Title: We Are All Completely Beside Ourselves
Author: Karen Joy Fowler
Rating: 2 Stars
Meet the Cooke family. Our narrator is Rosemary Cooke. As a child, she never stopped talking; as a young woman, she has wrapped herself in silence: the silence of intentional forgetting, of protective cover. Something happened, something so awful she has buried it in the recesses of her mind.
Now her adored older brother is a fugitive, wanted by the FBI for domestic terrorism. And her once lively mother is a shell of her former self, her clever and imperious father now a distant, brooding man.
And Fern, Rosemary’s beloved sister, her accomplice in all their childhood mischief? Fern’s is a fate the family, in all their innocence, could never have imagined.
Before I get started on my review of this book, I would just like to remind everyone that this is my opinion and I wouldn’t be much of a book blogger if I didn’t review books I didn’t enjoy. That being said, I did not enjoy this book. I am so pleased I borrowed it from the library so I can return it as soon as possible.
It was unique? There were certainly parts of this book that were intriguing and interesting. I thought the perspective of the main character was interesting and good who you didn’t quite know what was going to happen.
One thing I do not understand is the ‘big plot twist’. I was told that it was a mind blowing plot twist and would just rock my world but I have a few issues with it. One, it was revealed in the first 70 pages. You barely even got connected to the characters before you knew the big twist and, as a reader of many books with BIG twists, this was such an anti-climax. I was really disappointed that I got to the end and found out that was it.
I also didn’t feel a deep connection to any of the characters. The book ended with nothing really explained. You didn’t know more about the sister, or the brother or anything really. It just – ended. It was really dissatisfying as you got to the end and it was just over. No feeling except rage for wasting your time. I was really mad because I felt mislead about it all!
This book talks very much about monkeys and evolution and being a non-believer about that stuff, I was also very frustrated. I think it’s really horrible to mess with your children’s mind for the sake of science too so really weird.
Not interesting per se, but I found it intriguing that I felt really off put the moment I picked up this book. I felt sick about reading it and I should have realised this was a sign that I should have put the book down. I hate leaving books unfinished though so I persevered. Thankfully it was not a long book, so I managed to read it in a few days.
Recommended for: Contemporary, adult fiction lovers? I don’t even know.
Quotes (Spoiler Free):
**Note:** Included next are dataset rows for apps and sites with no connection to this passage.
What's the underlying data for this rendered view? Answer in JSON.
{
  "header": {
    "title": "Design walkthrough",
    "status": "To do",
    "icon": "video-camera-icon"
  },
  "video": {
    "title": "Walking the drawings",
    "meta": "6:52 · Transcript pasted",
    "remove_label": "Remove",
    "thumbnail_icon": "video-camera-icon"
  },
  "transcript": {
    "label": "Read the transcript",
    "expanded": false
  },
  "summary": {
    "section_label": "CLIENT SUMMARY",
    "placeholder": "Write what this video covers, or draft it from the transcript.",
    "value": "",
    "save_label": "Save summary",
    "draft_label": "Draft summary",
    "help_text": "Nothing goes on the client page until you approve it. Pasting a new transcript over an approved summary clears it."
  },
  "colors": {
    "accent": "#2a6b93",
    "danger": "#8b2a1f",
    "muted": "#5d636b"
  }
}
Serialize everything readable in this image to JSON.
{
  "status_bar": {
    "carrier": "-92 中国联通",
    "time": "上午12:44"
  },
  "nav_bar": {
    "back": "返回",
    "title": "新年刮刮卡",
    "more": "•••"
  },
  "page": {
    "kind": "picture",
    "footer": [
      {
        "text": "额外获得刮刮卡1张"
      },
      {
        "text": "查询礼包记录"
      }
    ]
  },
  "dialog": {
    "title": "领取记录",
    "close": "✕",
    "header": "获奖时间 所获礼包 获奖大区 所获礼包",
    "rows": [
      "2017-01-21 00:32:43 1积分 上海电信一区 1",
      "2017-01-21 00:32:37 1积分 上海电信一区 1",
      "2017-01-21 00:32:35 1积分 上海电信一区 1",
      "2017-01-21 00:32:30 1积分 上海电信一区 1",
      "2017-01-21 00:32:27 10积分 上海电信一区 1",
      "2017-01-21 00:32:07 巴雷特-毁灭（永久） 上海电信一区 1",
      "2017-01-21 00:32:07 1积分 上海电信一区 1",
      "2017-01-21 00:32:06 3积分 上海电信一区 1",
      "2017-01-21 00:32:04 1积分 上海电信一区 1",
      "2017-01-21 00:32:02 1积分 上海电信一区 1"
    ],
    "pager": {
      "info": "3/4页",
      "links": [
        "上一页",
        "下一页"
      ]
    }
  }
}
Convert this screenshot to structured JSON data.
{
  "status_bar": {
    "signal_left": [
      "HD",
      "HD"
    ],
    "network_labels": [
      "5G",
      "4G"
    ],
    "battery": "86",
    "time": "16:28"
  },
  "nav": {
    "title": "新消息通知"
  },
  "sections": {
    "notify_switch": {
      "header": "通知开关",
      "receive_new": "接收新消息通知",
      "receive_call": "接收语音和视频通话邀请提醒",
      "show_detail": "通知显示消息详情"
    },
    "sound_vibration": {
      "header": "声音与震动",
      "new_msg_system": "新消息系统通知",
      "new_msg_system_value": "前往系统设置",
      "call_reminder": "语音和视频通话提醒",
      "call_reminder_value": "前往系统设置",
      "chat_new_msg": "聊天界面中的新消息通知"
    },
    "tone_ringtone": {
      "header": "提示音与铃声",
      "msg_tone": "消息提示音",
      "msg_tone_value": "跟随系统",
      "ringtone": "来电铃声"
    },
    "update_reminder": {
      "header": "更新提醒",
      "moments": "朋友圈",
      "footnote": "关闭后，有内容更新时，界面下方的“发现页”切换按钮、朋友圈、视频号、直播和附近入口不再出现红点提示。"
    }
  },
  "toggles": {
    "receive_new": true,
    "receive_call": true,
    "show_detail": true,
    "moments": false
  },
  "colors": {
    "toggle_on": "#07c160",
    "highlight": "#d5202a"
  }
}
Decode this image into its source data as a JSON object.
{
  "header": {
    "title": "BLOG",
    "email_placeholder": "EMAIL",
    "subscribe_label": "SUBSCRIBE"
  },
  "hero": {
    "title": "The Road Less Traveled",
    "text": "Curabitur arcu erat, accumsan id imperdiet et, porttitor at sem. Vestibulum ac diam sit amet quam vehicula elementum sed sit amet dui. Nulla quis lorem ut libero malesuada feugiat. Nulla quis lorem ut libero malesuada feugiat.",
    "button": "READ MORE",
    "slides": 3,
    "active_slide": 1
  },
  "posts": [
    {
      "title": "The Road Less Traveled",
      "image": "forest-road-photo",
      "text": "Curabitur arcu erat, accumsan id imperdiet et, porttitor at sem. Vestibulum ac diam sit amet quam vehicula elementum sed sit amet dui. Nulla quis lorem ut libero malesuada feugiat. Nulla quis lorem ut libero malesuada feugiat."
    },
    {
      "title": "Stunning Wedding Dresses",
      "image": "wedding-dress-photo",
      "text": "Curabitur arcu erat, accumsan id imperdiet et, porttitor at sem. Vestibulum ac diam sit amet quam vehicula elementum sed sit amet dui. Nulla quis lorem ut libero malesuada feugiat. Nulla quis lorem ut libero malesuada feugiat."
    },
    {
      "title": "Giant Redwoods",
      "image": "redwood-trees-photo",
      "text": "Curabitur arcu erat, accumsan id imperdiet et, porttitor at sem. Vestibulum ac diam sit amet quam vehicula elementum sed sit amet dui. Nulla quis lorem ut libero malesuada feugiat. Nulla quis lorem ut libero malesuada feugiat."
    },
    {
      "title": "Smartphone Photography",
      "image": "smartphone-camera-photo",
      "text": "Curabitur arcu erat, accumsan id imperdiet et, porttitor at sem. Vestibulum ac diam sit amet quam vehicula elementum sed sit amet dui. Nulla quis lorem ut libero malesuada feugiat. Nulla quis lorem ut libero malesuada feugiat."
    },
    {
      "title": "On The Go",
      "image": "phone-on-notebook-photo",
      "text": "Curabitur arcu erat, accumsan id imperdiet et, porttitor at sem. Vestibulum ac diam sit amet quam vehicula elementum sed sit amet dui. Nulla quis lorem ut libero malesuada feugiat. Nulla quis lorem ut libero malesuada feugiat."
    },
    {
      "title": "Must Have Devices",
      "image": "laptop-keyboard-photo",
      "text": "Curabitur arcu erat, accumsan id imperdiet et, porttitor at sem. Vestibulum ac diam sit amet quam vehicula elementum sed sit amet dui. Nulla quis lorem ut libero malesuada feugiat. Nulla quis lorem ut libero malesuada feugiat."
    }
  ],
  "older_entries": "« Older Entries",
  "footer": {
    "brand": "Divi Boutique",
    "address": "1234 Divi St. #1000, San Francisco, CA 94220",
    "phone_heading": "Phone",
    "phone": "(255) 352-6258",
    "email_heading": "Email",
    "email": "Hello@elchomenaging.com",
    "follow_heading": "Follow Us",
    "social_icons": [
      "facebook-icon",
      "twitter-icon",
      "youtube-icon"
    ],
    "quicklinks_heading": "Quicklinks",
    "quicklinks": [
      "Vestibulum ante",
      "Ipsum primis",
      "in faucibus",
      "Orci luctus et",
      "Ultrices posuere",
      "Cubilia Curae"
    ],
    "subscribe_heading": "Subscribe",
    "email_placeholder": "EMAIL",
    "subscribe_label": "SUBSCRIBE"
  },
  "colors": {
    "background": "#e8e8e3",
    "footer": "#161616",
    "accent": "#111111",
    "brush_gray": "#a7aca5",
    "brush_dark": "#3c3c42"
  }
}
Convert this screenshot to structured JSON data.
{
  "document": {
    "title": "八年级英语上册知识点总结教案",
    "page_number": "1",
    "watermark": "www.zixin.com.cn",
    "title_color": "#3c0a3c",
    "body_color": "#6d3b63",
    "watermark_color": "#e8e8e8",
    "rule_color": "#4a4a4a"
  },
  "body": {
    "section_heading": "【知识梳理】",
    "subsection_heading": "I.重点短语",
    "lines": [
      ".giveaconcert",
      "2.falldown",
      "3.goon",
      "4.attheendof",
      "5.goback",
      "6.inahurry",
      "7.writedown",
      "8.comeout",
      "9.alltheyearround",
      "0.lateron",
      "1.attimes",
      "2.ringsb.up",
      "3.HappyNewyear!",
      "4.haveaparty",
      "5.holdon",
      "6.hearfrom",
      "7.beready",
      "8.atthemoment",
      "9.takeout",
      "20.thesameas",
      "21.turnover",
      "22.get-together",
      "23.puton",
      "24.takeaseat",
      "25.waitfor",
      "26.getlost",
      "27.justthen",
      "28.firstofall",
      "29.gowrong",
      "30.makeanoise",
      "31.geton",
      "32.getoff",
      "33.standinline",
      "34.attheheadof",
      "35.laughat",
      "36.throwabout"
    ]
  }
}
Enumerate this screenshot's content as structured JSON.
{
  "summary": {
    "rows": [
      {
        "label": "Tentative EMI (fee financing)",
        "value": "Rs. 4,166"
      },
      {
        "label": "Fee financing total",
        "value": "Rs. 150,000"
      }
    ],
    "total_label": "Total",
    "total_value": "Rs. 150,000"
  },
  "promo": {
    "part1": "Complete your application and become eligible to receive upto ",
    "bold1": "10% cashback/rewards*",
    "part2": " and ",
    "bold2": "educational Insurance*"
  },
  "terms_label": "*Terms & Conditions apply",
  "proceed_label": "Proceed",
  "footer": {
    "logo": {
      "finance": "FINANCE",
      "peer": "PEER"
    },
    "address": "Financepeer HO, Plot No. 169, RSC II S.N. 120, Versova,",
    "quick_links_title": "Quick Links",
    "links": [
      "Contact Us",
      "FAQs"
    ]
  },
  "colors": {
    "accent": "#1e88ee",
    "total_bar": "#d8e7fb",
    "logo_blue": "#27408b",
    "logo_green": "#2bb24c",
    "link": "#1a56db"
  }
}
“When I run the world, librarians will be exempt from tragedy. Even their smaller sorrows will last only for as long as you can take out a book.”
“Language does this to our memories–simplifies, solidifies, codifies, mummifies. An oft-told story is like a photograph in a family album; eventually, it replaces the moment it was meant to capture.”
This book was recommended to be by a work colleague and I love getting recommendations. I think it is awesome how people’s likes and dislikes about reading can be so different and I just love that I have the opportunity to share. If you have read this book, let me know what you thought of it! I’d be intrigued to hear.
See you next time!